Caesars Entertainment Corp. plans to open a $550 million outdoor promenade on the Las Vegas Strip in June 2013, linking its casinos on the east side of the boulevard with restaurants, bars and a 550-foot observation wheel.
Calling the Linq project Sin City's first major development after the Great Recession took its toll on tourism, Caesars spokeswoman Jan Jones told reporters Wednesday that the construction will employ 3,000 workers to build something that will cater to 21- to 46-year-olds _ a set of tourists expected to make up more than half the market in four years.
"We're not just building another casino or hotel rooms _ another big box _ because quite frankly we don't think that's what Las Vegas needs," Jones said. "We have enough rooms, we have enough slot machines. What we need is new energy and new attractions that continue to bring customers to Las Vegas _ and new customers."
The centerpiece of the project is a soaring wheel _ taller than the London Eye and the Singapore Flyer _ with spherical air-conditioned cabins that can hold 40 people each and take 30 minutes to make one revolution.
The wheel is designed to hold as many as 1,120 passengers at one time, with individual rides costing less than $20 each.
The project will call for the existing O'Sheas casino on the Strip to be closed and moved to make way for the Linq's pedestrian entrance from the Strip.
Rick Mazer, vice president of five of Caesars' casinos that run contiguously roughly along one-third of a mile of Las Vegas Boulevard, said O'Sheas will be incorporated into a rebranded, redone Imperial Palace. Mazer said Caesars will no longer lease the Imperial Palace name and will rebrand the casino.
Greg Miller, Caesars' vice president of development, said the project is fully funded and will begin major construction next year, though preparations will begin in September.
"Our project has every penny we need to complete it, sitting in the bank," Miller said.
Caesars, the privately owned world's largest gambling company, raised $450 million in financing for Linq and the unfinished interior of its Octavius Tower at Caesars Palace in April. The loan matures in 2017.

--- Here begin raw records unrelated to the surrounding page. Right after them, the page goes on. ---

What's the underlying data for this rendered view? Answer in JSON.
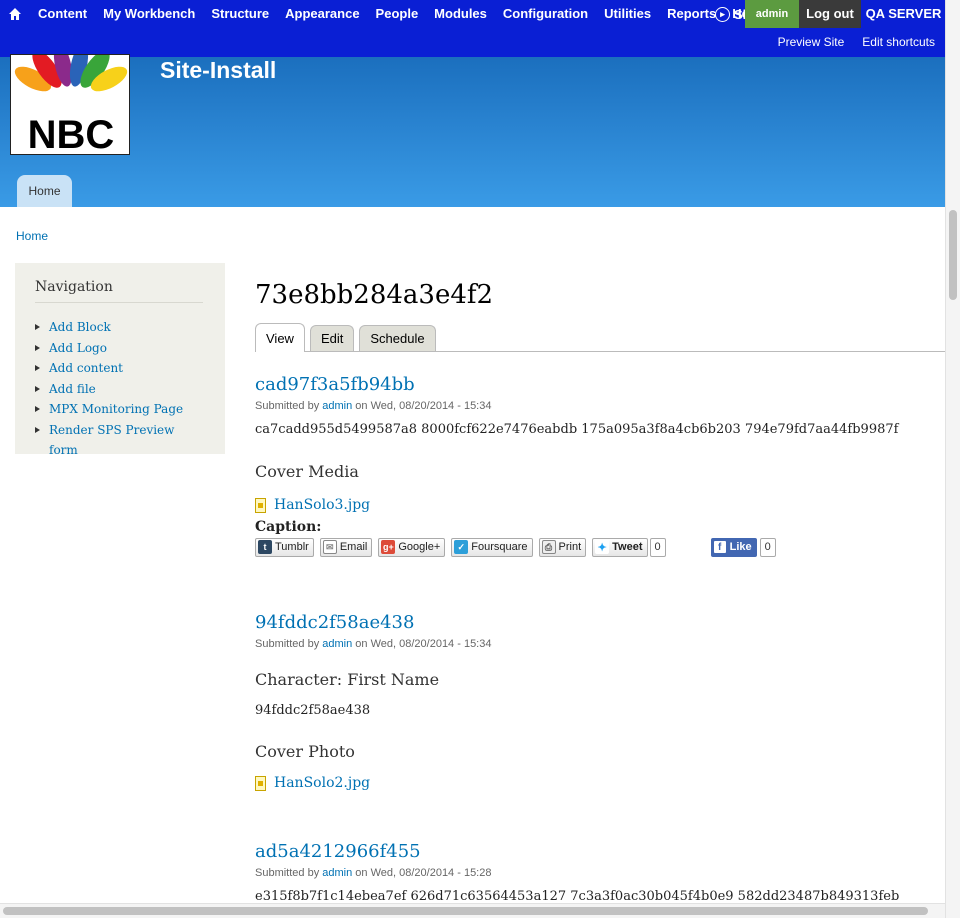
{
  "toolbar": {
    "menu": [
      "Content",
      "My Workbench",
      "Structure",
      "Appearance",
      "People",
      "Modules",
      "Configuration",
      "Utilities",
      "Reports",
      "Help"
    ],
    "shortcuts_toggle": "Shortcuts",
    "account_label": "admin",
    "logout_label": "Log out",
    "server_label": "QA SERVER",
    "shortcuts": [
      "Preview Site",
      "Edit shortcuts"
    ]
  },
  "header": {
    "logo_text": "NBC",
    "site_name": "Site-Install",
    "main_menu": [
      "Home"
    ]
  },
  "breadcrumb": [
    "Home"
  ],
  "sidebar": {
    "title": "Navigation",
    "items": [
      {
        "label": "Add Block",
        "collapsed": true
      },
      {
        "label": "Add Logo",
        "collapsed": false
      },
      {
        "label": "Add content",
        "collapsed": true
      },
      {
        "label": "Add file",
        "collapsed": false
      },
      {
        "label": "MPX Monitoring Page",
        "collapsed": false
      },
      {
        "label": "Render SPS Preview form",
        "collapsed": false
      }
    ]
  },
  "page": {
    "title": "73e8bb284a3e4f2",
    "tabs": [
      "View",
      "Edit",
      "Schedule"
    ]
  },
  "nodes": [
    {
      "title": "cad97f3a5fb94bb",
      "submitted_prefix": "Submitted by",
      "author": "admin",
      "date": "on Wed, 08/20/2014 - 15:34",
      "body": "ca7cadd955d5499587a8 8000fcf622e7476eabdb 175a095a3f8a4cb6b203 794e79fd7aa44fb9987f",
      "field_label": "Cover Media",
      "file": "HanSolo3.jpg",
      "caption_label": "Caption:",
      "share": {
        "tumblr": "Tumblr",
        "email": "Email",
        "google": "Google+",
        "foursquare": "Foursquare",
        "print": "Print",
        "tweet": "Tweet",
        "tweet_count": "0",
        "like": "Like",
        "like_count": "0"
      }
    },
    {
      "title": "94fddc2f58ae438",
      "submitted_prefix": "Submitted by",
      "author": "admin",
      "date": "on Wed, 08/20/2014 - 15:34",
      "field1_label": "Character: First Name",
      "field1_value": "94fddc2f58ae438",
      "field2_label": "Cover Photo",
      "file": "HanSolo2.jpg"
    },
    {
      "title": "ad5a4212966f455",
      "submitted_prefix": "Submitted by",
      "author": "admin",
      "date": "on Wed, 08/20/2014 - 15:28",
      "body": "e315f8b7f1c14ebea7ef 626d71c63564453a127 7c3a3f0ac30b045f4b0e9 582dd23487b849313feb"
    }
  ]
}
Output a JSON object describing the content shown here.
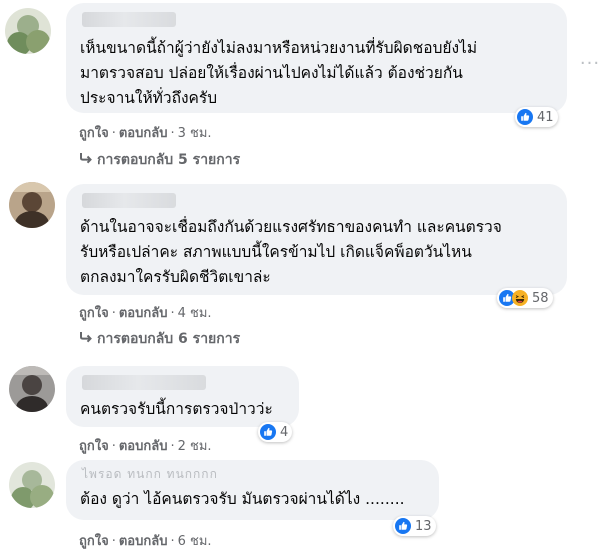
{
  "comments": [
    {
      "author_blurred": true,
      "text_lines": [
        "เห็นขนาดนี้ถ้าผู้ว่ายังไม่ลงมาหรือหน่วยงานที่รับผิดชอบยังไม่",
        "มาตรวจสอบ ปล่อยให้เรื่องผ่านไปคงไม่ได้แล้ว ต้องช่วยกัน",
        "ประจานให้ทั่วถึงครับ"
      ],
      "like": "ถูกใจ",
      "reply": "ตอบกลับ",
      "time": "3 ชม.",
      "reaction_icon": "like-icon",
      "reaction_count": "41",
      "replies_label": "การตอบกลับ 5 รายการ"
    },
    {
      "author_blurred": true,
      "text_lines": [
        "ด้านในอาจจะเชื่อมถึงกันด้วยแรงศรัทธาของคนทำ และคนตรวจ",
        "รับหรือเปล่าคะ สภาพแบบนี้ใครข้ามไป เกิดแจ็คพ็อตวันไหน",
        "ตกลงมาใครรับผิดชีวิตเขาล่ะ"
      ],
      "like": "ถูกใจ",
      "reply": "ตอบกลับ",
      "time": "4 ชม.",
      "reaction_icon": "like-haha-icon",
      "reaction_count": "58",
      "replies_label": "การตอบกลับ 6 รายการ"
    },
    {
      "author_blurred": true,
      "text_lines": [
        "คนตรวจรับนี้การตรวจป่าวว่ะ"
      ],
      "like": "ถูกใจ",
      "reply": "ตอบกลับ",
      "time": "2 ชม.",
      "reaction_icon": "like-icon",
      "reaction_count": "4"
    },
    {
      "author_name": "ไพรอด ทนกก ทนกกกก",
      "text_lines": [
        "ต้อง ดูว่า ไอ้คนตรวจรับ มันตรวจผ่านได้ไง ........"
      ],
      "like": "ถูกใจ",
      "reply": "ตอบกลับ",
      "time": "6 ชม.",
      "reaction_icon": "like-icon",
      "reaction_count": "13"
    }
  ],
  "colors": {
    "bubble": "#f0f2f5",
    "meta_text": "#65676b",
    "like_blue": "#1877f2",
    "haha_yellow": "#f7b125"
  }
}
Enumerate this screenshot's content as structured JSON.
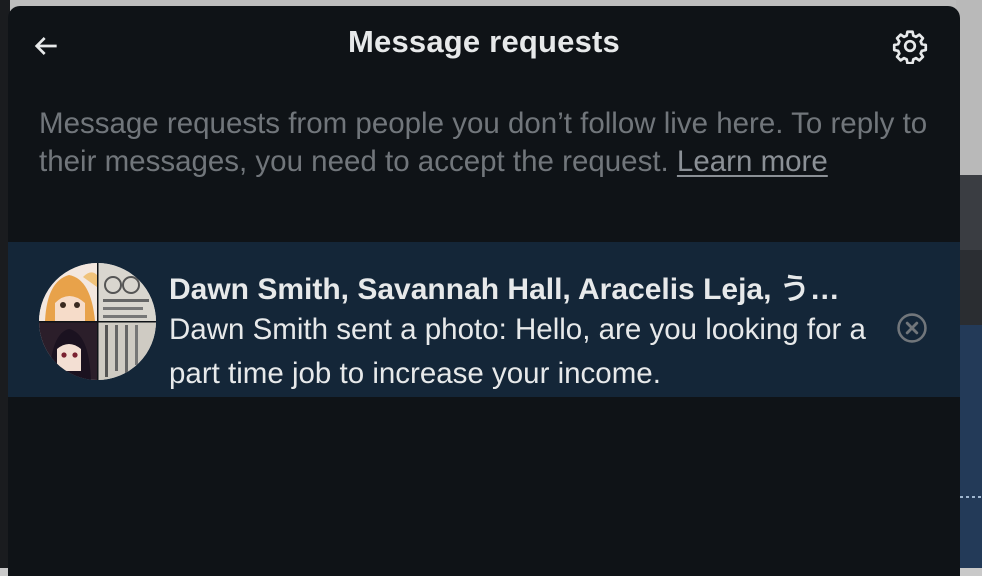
{
  "header": {
    "title": "Message requests",
    "back_icon": "arrow-left-icon",
    "settings_icon": "gear-icon"
  },
  "intro": {
    "text": "Message requests from people you don’t follow live here. To reply to their messages, you need to accept the request. ",
    "link": "Learn more"
  },
  "requests": [
    {
      "participants": "Dawn Smith, Savannah Hall, Aracelis Leja, う…",
      "preview": "Dawn Smith sent a photo: Hello, are you looking for a part time job to increase your income.",
      "dismiss_icon": "close-circle-icon"
    }
  ],
  "colors": {
    "panel_bg": "#0f1317",
    "row_bg": "#142638",
    "primary_text": "#e7e9ea",
    "secondary_text": "#71767b"
  }
}
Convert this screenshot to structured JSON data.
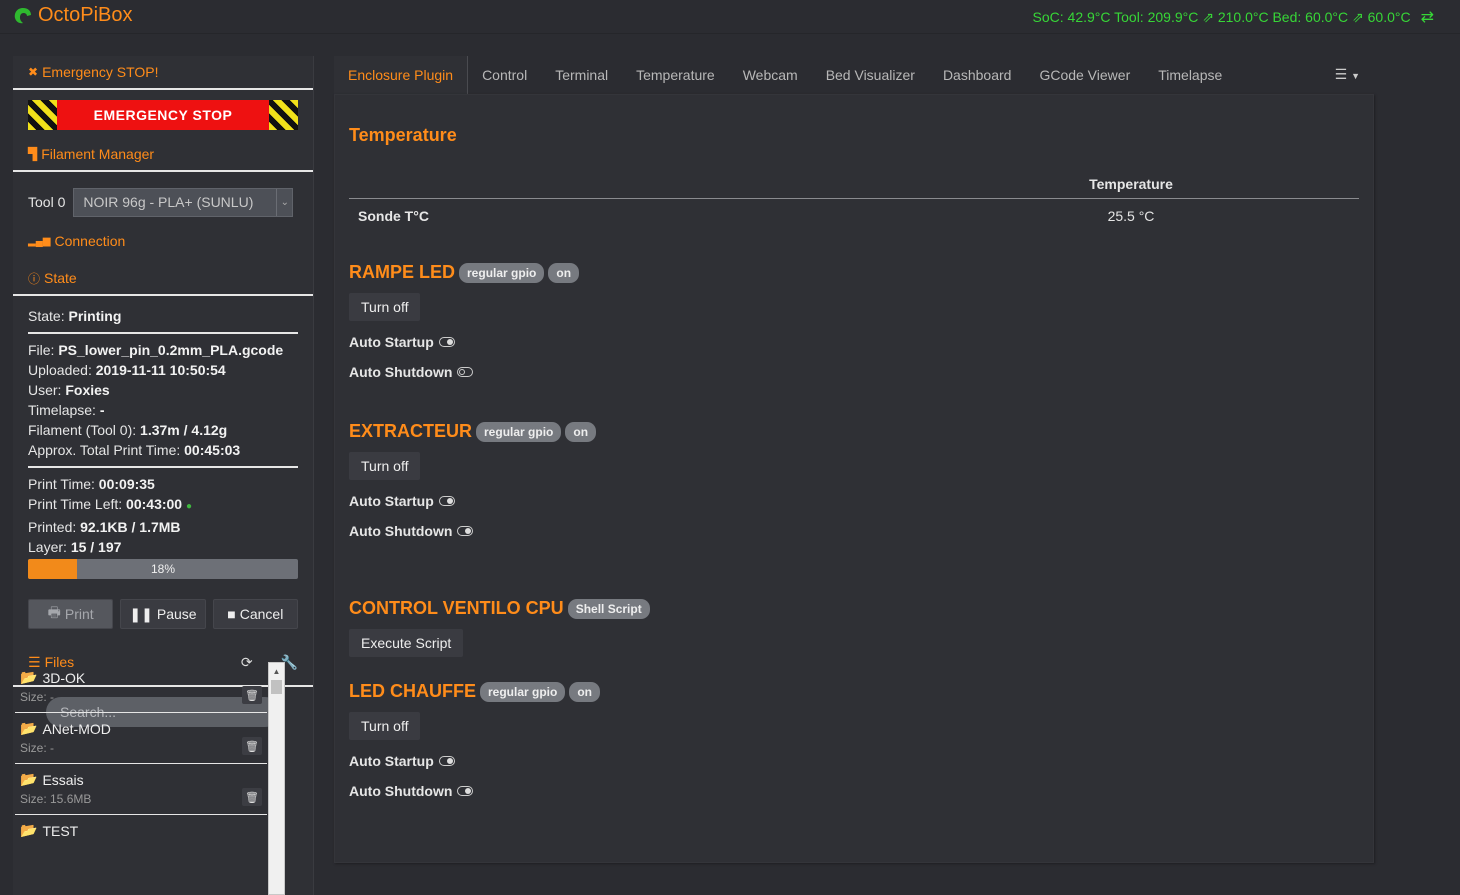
{
  "app": {
    "brand": "OctoPiBox"
  },
  "navbar": {
    "status_text": "SoC: 42.9°C Tool: 209.9°C ⇗ 210.0°C Bed: 60.0°C ⇗ 60.0°C",
    "connection_icon": "⇄"
  },
  "sidebar": {
    "emergency_title": "Emergency STOP!",
    "emergency_button": "EMERGENCY STOP",
    "filament_title": "Filament Manager",
    "tool_label": "Tool 0",
    "tool_selected": "NOIR 96g - PLA+ (SUNLU)",
    "connection_title": "Connection",
    "state_title": "State",
    "state": {
      "state_label": "State:",
      "state_value": "Printing",
      "file_label": "File:",
      "file_value": "PS_lower_pin_0.2mm_PLA.gcode",
      "uploaded_label": "Uploaded:",
      "uploaded_value": "2019-11-11 10:50:54",
      "user_label": "User:",
      "user_value": "Foxies",
      "timelapse_label": "Timelapse:",
      "timelapse_value": "-",
      "filament_label": "Filament (Tool 0):",
      "filament_value": "1.37m / 4.12g",
      "approx_label": "Approx. Total Print Time:",
      "approx_value": "00:45:03",
      "print_time_label": "Print Time:",
      "print_time_value": "00:09:35",
      "time_left_label": "Print Time Left:",
      "time_left_value": "00:43:00",
      "printed_label": "Printed:",
      "printed_value": "92.1KB / 1.7MB",
      "layer_label": "Layer:",
      "layer_value": "15 / 197",
      "progress_label": "18%",
      "progress": 0.18
    },
    "buttons": {
      "print": "Print",
      "pause": "Pause",
      "cancel": "Cancel"
    },
    "files_title": "Files",
    "search_placeholder": "Search...",
    "files": [
      {
        "name": "3D-OK",
        "size": "Size: -"
      },
      {
        "name": "ANet-MOD",
        "size": "Size: -"
      },
      {
        "name": "Essais",
        "size": "Size: 15.6MB"
      },
      {
        "name": "TEST",
        "size": ""
      }
    ]
  },
  "tabs": [
    "Enclosure Plugin",
    "Control",
    "Terminal",
    "Temperature",
    "Webcam",
    "Bed Visualizer",
    "Dashboard",
    "GCode Viewer",
    "Timelapse"
  ],
  "enclosure": {
    "temp_title": "Temperature",
    "temp_col_header": "Temperature",
    "sensor_label": "Sonde T°C",
    "sensor_value": "25.5 °C",
    "devices": [
      {
        "title": "RAMPE LED",
        "badges": [
          "regular gpio",
          "on"
        ],
        "button": "Turn off",
        "startup_label": "Auto Startup",
        "shutdown_label": "Auto Shutdown"
      },
      {
        "title": "EXTRACTEUR",
        "badges": [
          "regular gpio",
          "on"
        ],
        "button": "Turn off",
        "startup_label": "Auto Startup",
        "shutdown_label": "Auto Shutdown"
      },
      {
        "title": "CONTROL VENTILO CPU",
        "badges": [
          "Shell Script"
        ],
        "button": "Execute Script"
      },
      {
        "title": "LED CHAUFFE",
        "badges": [
          "regular gpio",
          "on"
        ],
        "button": "Turn off",
        "startup_label": "Auto Startup",
        "shutdown_label": "Auto Shutdown"
      }
    ]
  },
  "colors": {
    "accent": "#ff8c1a",
    "status_green": "#37d637",
    "estop_red": "#ee1111"
  }
}
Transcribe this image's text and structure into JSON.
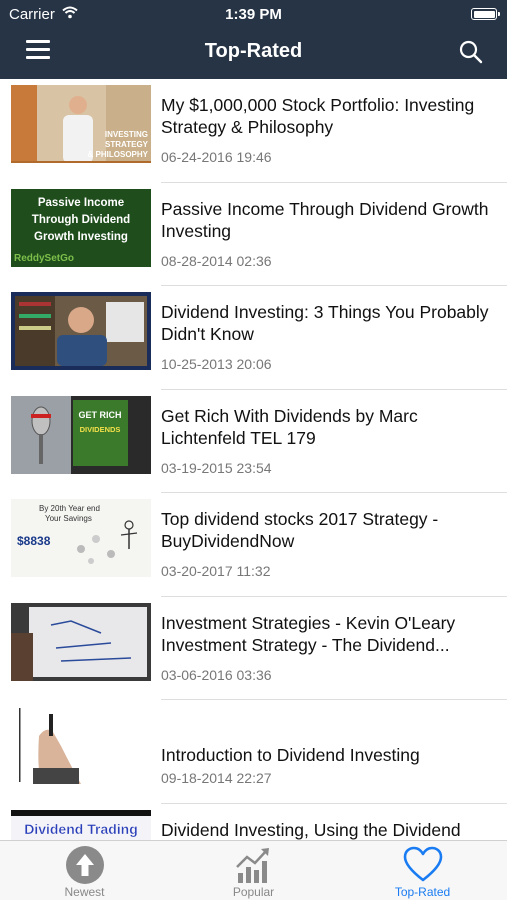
{
  "status": {
    "carrier": "Carrier",
    "time": "1:39 PM"
  },
  "header": {
    "title": "Top-Rated"
  },
  "thumb_texts": {
    "t1": [
      "INVESTING",
      "STRATEGY",
      "& PHILOSOPHY"
    ],
    "t2": [
      "Passive Income",
      "Through Dividend",
      "Growth Investing",
      "ReddySetGo"
    ],
    "t4": [
      "GET RICH",
      "DIVIDENDS"
    ],
    "t5": [
      "By 20th Year end",
      "Your Savings",
      "$8838"
    ],
    "t8": "Dividend Trading"
  },
  "videos": [
    {
      "title": "My $1,000,000 Stock Portfolio: Investing Strategy & Philosophy",
      "date": "06-24-2016 19:46"
    },
    {
      "title": "Passive Income Through Dividend Growth Investing",
      "date": "08-28-2014 02:36"
    },
    {
      "title": "Dividend Investing: 3 Things You Probably Didn't Know",
      "date": "10-25-2013 20:06"
    },
    {
      "title": "Get Rich With Dividends by Marc Lichtenfeld TEL 179",
      "date": "03-19-2015 23:54"
    },
    {
      "title": "Top dividend stocks 2017 Strategy - BuyDividendNow",
      "date": "03-20-2017 11:32"
    },
    {
      "title": "Investment Strategies - Kevin O'Leary Investment Strategy - The Dividend...",
      "date": "03-06-2016 03:36"
    },
    {
      "title": "Introduction to Dividend Investing",
      "date": "09-18-2014 22:27"
    },
    {
      "title": "Dividend Investing, Using the Dividend",
      "date": ""
    }
  ],
  "tabs": [
    {
      "label": "Newest",
      "icon": "arrow-up-circle-icon"
    },
    {
      "label": "Popular",
      "icon": "bar-chart-trend-icon"
    },
    {
      "label": "Top-Rated",
      "icon": "heart-icon"
    }
  ],
  "colors": {
    "nav_bg": "#263446",
    "accent": "#1a7cf2"
  }
}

Caesars lost $155.5 million during the second quarter this year.
Oskar Garcia can be reached at http://twitter.com/oskargarcia.